◆ Your objective
With the line containing "Output a JSON" as the first and the final line of the entries as the last, repeat exactly the lines in that span, including both.

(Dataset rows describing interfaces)
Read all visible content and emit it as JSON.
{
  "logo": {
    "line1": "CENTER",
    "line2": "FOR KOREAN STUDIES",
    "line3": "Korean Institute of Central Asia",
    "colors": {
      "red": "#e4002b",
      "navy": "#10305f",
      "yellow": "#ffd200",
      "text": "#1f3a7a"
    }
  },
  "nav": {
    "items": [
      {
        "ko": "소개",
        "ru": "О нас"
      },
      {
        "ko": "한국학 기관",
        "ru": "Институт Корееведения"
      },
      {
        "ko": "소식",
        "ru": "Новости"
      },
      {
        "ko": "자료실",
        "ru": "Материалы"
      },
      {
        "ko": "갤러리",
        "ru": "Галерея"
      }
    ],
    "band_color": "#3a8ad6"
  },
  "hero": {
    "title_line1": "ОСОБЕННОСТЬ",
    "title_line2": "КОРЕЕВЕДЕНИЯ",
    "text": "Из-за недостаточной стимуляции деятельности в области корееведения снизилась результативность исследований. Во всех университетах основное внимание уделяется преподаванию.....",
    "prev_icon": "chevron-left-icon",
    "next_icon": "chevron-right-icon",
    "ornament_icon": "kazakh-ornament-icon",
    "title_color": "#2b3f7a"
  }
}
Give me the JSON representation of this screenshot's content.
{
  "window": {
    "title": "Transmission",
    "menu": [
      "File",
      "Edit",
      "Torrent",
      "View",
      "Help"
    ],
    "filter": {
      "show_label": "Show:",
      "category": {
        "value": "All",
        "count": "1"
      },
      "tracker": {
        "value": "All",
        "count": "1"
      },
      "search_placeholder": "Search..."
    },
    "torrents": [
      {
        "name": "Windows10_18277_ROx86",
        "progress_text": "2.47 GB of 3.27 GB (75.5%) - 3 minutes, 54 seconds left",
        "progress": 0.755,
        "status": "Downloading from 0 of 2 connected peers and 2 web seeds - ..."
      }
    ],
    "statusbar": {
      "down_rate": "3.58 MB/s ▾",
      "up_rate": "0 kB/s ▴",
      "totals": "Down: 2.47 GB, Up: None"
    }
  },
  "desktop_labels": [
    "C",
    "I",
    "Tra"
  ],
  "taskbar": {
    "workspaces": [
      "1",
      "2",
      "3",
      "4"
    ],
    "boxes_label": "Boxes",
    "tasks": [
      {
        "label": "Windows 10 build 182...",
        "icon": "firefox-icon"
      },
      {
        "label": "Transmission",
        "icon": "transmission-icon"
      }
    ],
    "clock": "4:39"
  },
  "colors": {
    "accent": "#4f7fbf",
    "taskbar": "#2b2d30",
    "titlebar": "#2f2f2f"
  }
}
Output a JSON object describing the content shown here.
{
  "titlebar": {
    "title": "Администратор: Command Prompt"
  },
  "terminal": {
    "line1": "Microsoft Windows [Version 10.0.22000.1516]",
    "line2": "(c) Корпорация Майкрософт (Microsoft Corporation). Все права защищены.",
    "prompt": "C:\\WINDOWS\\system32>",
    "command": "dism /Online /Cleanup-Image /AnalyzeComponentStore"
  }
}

◆ Response for this exercise
Output a JSON object describing the content shown here.
{
  "titlebar": {
    "title": "Администратор: Command Prompt"
  },
  "terminal": {
    "line1": "Microsoft Windows [Version 10.0.22000.1516]",
    "line2": "(c) Корпорация Майкрософт (Microsoft Corporation). Все права защищены.",
    "prompt": "C:\\WINDOWS\\system32>",
    "command": "dism /Online /Cleanup-Image /AnalyzeComponentStore"
  }
}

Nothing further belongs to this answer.